After calling the snap election just weeks ago, Prime Minister Theresa May of the Conservative Party has this morning lost her majority in the House of Commons, resulting in a ‘hung’ parliament – where no one party has a majority.
“The general election result means that we will be faced with the reality of greater and continued political uncertainty in the short term and that is bad for the economy and business,” says Ufi Ibrahim, chief executive of the BHA.
“This is the last thing the hospitality and tourism industry needs as we already face a ‘perfect storm’ of issues.”
Kate Nicholls, chief executive of the AMLR, was equally reserved in response to the result, both congratulating “so many of our friends and champions” who have been re-elected, and lamenting the loss of “some true friends of the sector in Parliament”.
“The key short-term impact is that there is a vacuum where businesses need clarity and certainty,” she says.
“It is of paramount importance that any new government is in place swiftly, in order to address the immediate and desperate needs of hospitality businesses trying to operate amid the cost burdens of business rates, the National Living Wage and the many other current pressures on pub and restaurant operators.”
“The complexion of the next Government remains unclear, but as we approach Brexit and a new Government looks to secure a new deal for the UK economy, high street hospitality businesses are going to play a crucial role.
Both bodies also stressed their willingness to work with the government to increase stability in the sector.
“The BHA will work with whatever government emerges to see a return to stability and certainty so that we can get on with creating jobs and growth in the economy,” says Ibrahim.
“We are ready to provide our support and are looking forward to working alongside the new Government at this incredibly important time,” adds Nicholls.
The BHA claims to represents 46,000 hospitality and tourism business across the UK, while the AMLR states its membership runs to 26,000 outlets and 650,000 employees across the country, including independent operators, and big players All Bar One, Slug & Lettuce, TGI Fridays, Wahaca, and Wagamama.
Ahead of the General Election, we asked BigHospitality readers their main concerns regarding hospitality in the election, with over half saying that the status of EU staff in the sector was one of their top three issues, alongside decisions on wages and tax.
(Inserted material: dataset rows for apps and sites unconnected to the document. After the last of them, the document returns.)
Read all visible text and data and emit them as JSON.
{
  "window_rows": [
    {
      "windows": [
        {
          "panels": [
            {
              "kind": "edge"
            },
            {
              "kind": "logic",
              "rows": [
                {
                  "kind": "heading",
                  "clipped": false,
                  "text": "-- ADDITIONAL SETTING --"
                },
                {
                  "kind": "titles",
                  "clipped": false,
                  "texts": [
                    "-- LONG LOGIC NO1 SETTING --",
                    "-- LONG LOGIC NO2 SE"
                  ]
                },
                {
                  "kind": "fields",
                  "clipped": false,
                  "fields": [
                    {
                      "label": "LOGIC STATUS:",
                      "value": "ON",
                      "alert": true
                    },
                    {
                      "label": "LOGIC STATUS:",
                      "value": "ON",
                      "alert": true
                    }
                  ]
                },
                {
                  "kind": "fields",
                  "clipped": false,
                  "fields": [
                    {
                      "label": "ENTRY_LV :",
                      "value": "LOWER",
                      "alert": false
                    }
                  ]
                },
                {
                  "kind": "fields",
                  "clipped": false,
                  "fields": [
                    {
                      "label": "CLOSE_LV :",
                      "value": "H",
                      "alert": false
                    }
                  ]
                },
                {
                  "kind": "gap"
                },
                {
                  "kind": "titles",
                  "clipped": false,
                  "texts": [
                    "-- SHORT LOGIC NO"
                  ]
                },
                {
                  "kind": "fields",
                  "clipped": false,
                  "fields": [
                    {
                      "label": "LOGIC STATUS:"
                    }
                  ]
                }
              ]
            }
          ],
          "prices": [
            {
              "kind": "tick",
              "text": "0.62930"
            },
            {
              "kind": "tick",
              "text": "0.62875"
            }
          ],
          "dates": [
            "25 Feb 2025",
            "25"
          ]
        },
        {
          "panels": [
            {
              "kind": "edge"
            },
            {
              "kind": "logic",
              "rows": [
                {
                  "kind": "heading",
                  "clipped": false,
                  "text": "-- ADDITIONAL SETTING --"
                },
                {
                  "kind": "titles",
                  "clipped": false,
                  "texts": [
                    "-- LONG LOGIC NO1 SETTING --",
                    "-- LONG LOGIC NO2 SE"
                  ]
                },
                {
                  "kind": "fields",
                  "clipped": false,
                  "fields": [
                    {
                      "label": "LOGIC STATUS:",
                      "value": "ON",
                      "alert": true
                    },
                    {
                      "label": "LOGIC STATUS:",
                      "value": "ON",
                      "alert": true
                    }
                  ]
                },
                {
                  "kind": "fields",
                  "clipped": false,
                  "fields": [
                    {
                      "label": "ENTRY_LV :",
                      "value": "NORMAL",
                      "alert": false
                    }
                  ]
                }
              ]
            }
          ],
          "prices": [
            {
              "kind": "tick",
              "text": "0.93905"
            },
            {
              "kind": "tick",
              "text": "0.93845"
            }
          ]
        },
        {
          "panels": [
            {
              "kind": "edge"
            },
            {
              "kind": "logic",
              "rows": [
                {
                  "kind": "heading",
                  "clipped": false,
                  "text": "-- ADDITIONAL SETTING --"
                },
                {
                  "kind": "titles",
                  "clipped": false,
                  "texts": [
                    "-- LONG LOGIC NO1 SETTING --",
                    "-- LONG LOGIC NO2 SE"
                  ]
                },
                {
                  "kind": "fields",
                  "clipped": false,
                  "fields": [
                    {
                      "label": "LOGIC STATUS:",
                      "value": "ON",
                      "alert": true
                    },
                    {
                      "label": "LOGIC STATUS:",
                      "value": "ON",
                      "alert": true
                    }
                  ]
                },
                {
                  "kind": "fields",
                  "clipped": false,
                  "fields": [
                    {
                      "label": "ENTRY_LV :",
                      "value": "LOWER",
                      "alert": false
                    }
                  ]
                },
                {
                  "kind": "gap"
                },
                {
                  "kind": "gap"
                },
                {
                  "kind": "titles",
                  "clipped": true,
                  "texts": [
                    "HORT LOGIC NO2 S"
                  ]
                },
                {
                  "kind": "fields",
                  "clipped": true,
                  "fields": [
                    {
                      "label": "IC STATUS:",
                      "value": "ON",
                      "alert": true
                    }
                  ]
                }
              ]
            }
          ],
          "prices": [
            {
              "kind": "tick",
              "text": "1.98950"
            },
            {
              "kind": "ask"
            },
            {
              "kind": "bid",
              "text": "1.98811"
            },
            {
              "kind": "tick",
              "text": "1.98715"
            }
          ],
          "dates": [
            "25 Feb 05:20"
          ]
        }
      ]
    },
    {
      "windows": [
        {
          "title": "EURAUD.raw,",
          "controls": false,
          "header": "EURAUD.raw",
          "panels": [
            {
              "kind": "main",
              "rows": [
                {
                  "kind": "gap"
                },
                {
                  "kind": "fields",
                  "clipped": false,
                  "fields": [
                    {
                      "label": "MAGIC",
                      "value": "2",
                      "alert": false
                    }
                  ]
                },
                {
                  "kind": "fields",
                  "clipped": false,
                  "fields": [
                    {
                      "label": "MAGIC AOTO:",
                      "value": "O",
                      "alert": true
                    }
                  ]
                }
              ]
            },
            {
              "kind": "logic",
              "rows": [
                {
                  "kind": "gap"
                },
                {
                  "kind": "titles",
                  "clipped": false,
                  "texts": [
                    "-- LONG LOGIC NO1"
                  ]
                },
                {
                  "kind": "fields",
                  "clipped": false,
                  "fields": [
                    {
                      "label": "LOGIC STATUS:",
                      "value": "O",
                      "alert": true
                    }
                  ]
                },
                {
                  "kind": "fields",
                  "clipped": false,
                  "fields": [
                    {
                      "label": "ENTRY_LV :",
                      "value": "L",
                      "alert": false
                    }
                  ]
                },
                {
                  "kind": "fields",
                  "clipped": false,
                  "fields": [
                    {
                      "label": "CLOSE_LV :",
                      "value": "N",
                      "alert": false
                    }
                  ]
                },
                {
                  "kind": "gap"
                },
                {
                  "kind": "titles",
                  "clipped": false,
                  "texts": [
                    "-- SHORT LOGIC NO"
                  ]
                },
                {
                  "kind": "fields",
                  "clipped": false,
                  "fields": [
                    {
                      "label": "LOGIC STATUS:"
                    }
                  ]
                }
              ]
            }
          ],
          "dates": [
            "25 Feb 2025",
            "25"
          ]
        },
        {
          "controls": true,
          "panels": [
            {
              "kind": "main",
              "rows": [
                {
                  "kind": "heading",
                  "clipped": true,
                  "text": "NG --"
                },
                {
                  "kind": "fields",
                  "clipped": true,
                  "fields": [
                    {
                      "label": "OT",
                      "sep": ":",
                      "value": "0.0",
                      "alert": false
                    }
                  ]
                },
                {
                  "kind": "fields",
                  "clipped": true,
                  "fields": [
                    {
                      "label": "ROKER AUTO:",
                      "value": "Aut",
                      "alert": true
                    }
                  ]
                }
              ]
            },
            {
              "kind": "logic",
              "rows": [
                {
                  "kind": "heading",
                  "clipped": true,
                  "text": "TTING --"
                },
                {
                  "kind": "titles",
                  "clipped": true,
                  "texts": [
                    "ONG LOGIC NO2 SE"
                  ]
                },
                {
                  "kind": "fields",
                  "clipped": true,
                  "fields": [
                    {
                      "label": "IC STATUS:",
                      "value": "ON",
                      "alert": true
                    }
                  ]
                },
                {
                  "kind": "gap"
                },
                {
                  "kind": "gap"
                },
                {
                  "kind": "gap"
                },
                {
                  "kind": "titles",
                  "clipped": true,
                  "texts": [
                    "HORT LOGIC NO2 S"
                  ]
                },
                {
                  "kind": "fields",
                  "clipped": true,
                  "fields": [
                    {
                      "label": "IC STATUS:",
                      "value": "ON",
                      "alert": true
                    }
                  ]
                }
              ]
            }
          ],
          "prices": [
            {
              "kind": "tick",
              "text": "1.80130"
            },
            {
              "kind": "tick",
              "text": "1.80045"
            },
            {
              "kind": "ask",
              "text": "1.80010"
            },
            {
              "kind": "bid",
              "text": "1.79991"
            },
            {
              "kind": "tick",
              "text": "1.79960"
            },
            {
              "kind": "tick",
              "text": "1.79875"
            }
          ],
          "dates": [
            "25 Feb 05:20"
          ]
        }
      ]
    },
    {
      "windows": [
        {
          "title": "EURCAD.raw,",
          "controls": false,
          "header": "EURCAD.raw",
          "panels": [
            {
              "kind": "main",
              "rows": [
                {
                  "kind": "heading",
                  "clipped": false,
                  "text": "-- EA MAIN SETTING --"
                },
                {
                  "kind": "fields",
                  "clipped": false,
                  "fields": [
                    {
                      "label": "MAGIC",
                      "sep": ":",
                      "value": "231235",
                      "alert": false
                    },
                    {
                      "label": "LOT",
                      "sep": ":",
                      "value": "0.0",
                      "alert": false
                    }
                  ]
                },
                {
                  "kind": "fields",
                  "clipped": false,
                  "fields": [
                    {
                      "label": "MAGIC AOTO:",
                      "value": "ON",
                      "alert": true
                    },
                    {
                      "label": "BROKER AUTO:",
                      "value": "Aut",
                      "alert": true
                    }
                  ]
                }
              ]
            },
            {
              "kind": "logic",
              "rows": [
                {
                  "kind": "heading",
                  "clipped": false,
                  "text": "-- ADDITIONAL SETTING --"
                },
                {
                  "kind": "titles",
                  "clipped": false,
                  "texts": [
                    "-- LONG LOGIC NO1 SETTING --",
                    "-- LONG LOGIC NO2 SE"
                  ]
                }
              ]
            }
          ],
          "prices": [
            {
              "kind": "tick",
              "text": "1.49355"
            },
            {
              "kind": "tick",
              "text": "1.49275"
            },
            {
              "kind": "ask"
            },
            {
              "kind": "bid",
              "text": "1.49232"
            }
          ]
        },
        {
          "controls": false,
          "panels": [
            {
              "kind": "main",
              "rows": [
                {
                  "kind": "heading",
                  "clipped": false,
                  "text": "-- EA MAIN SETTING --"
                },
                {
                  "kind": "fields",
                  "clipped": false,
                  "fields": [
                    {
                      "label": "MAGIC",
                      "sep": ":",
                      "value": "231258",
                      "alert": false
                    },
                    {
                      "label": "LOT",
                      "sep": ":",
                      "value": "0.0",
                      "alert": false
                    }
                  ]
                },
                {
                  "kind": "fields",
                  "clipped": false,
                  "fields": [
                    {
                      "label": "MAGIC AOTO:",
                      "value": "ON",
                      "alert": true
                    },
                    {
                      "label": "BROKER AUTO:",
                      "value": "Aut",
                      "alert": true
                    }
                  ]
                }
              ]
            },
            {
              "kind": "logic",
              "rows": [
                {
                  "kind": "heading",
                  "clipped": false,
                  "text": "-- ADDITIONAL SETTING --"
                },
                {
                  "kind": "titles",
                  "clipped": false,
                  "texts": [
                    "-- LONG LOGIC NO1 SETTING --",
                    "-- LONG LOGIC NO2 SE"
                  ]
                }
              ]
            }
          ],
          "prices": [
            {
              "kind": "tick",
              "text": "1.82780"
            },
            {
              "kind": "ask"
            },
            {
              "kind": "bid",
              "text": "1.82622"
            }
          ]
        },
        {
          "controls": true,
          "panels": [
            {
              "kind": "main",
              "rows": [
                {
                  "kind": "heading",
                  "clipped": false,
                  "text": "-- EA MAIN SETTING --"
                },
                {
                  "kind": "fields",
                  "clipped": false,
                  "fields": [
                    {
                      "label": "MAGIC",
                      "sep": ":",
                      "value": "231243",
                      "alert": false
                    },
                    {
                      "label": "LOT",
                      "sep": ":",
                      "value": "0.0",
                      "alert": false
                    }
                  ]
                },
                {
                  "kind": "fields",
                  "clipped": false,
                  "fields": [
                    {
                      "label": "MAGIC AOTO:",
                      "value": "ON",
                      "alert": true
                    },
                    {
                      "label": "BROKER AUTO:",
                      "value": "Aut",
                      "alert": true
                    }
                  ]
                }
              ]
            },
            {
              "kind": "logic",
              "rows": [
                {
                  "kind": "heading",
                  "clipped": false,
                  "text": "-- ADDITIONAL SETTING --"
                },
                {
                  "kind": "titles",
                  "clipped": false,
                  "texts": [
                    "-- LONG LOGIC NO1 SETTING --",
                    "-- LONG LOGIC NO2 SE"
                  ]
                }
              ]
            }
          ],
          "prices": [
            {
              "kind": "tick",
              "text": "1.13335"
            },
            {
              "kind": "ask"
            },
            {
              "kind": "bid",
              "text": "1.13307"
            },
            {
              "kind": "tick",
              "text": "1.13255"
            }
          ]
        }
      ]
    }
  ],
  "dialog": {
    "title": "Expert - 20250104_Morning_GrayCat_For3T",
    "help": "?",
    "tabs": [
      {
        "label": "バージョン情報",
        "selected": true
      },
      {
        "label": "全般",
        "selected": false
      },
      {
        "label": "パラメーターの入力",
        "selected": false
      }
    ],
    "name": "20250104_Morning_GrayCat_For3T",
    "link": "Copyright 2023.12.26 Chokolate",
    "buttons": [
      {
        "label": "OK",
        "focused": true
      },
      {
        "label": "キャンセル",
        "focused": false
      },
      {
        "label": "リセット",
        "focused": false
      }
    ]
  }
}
Although more said they would vote Conservative (46.2%) compared to Labour (33.5%) or Lib Dem (11.3%), many also stated apprehension towards Theresa May and the prospect of a ‘hard Brexit’.